# What you will do:
Copy out every line of the data that has the word "this" somewhere in it.

# Provided data:
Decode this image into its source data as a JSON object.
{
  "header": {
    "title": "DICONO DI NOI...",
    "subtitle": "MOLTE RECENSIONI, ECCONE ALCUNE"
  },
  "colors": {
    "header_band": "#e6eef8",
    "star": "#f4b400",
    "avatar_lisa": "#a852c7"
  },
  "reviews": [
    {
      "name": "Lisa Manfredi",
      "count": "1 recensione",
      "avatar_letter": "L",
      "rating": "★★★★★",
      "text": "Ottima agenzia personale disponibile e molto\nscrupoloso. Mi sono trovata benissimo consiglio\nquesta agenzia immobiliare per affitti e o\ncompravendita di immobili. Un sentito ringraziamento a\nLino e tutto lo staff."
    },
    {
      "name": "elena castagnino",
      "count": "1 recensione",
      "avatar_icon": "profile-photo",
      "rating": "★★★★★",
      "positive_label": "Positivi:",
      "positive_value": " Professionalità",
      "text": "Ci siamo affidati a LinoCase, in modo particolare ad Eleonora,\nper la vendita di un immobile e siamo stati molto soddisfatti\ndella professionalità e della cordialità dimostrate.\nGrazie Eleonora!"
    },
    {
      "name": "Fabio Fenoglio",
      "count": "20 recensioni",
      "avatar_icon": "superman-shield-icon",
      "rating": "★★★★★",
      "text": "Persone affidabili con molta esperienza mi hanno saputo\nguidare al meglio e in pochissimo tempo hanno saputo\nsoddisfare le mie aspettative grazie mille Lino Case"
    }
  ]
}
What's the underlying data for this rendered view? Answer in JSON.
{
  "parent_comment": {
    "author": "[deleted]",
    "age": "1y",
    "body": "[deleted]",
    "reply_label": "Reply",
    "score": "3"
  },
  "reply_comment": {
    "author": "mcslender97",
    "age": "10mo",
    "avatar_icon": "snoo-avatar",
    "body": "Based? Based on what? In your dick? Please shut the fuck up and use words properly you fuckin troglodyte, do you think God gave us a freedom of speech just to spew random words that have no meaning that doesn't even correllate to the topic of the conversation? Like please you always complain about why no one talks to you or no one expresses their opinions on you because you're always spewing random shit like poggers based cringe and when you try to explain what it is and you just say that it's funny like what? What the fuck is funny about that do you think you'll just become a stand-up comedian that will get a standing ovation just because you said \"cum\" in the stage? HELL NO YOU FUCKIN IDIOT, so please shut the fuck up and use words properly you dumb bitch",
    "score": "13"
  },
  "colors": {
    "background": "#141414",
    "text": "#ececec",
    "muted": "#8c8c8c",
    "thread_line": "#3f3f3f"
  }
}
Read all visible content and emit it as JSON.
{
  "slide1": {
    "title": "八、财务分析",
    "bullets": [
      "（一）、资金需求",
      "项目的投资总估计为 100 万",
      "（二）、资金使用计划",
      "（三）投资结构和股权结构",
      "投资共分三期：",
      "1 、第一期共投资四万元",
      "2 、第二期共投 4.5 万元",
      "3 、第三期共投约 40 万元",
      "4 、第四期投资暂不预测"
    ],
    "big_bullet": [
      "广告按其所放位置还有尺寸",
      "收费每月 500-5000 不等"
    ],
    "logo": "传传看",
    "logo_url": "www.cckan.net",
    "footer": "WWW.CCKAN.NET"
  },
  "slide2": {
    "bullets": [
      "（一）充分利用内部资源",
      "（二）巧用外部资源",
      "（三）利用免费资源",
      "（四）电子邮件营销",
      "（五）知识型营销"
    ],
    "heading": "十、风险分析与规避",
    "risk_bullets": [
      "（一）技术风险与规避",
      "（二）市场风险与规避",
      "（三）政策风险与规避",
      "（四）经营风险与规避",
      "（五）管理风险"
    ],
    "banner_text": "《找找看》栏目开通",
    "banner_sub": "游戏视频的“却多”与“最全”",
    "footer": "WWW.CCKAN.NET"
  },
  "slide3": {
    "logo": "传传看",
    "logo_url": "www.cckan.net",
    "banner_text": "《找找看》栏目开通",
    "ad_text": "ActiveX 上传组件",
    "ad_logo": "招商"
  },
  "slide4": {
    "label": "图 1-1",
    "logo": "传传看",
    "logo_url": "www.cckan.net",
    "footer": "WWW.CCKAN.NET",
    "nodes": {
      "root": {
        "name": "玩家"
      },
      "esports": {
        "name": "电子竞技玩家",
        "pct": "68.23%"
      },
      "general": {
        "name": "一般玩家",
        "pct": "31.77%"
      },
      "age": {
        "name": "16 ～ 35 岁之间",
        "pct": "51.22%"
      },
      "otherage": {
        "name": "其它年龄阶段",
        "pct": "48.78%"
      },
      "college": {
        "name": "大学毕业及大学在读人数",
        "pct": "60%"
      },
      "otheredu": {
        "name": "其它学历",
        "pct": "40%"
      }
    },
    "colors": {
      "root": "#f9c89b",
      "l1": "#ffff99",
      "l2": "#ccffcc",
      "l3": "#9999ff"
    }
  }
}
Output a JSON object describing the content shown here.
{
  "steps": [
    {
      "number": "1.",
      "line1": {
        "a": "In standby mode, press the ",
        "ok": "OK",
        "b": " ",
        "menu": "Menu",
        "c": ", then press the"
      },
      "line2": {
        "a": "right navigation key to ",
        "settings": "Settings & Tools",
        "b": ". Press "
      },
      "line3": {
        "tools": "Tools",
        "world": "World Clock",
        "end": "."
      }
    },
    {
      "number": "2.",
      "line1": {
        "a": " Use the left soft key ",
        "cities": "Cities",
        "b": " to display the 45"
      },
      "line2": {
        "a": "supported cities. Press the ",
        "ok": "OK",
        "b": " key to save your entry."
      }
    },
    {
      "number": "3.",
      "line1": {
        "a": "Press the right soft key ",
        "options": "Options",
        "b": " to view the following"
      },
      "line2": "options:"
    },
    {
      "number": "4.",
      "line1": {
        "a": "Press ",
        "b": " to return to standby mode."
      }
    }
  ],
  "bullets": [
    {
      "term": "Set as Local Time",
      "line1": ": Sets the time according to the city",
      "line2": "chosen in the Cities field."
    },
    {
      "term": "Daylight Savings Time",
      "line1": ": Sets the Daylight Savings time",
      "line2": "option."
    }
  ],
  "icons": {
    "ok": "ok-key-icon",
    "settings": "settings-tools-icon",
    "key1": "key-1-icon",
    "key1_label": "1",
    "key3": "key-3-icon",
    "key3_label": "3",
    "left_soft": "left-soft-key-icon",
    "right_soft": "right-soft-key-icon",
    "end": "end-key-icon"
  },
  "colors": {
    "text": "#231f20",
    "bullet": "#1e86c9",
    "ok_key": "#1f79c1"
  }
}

# Solution below:
Decode this image into its source data as a JSON object.
What's the underlying data for this rendered view? Answer in JSON.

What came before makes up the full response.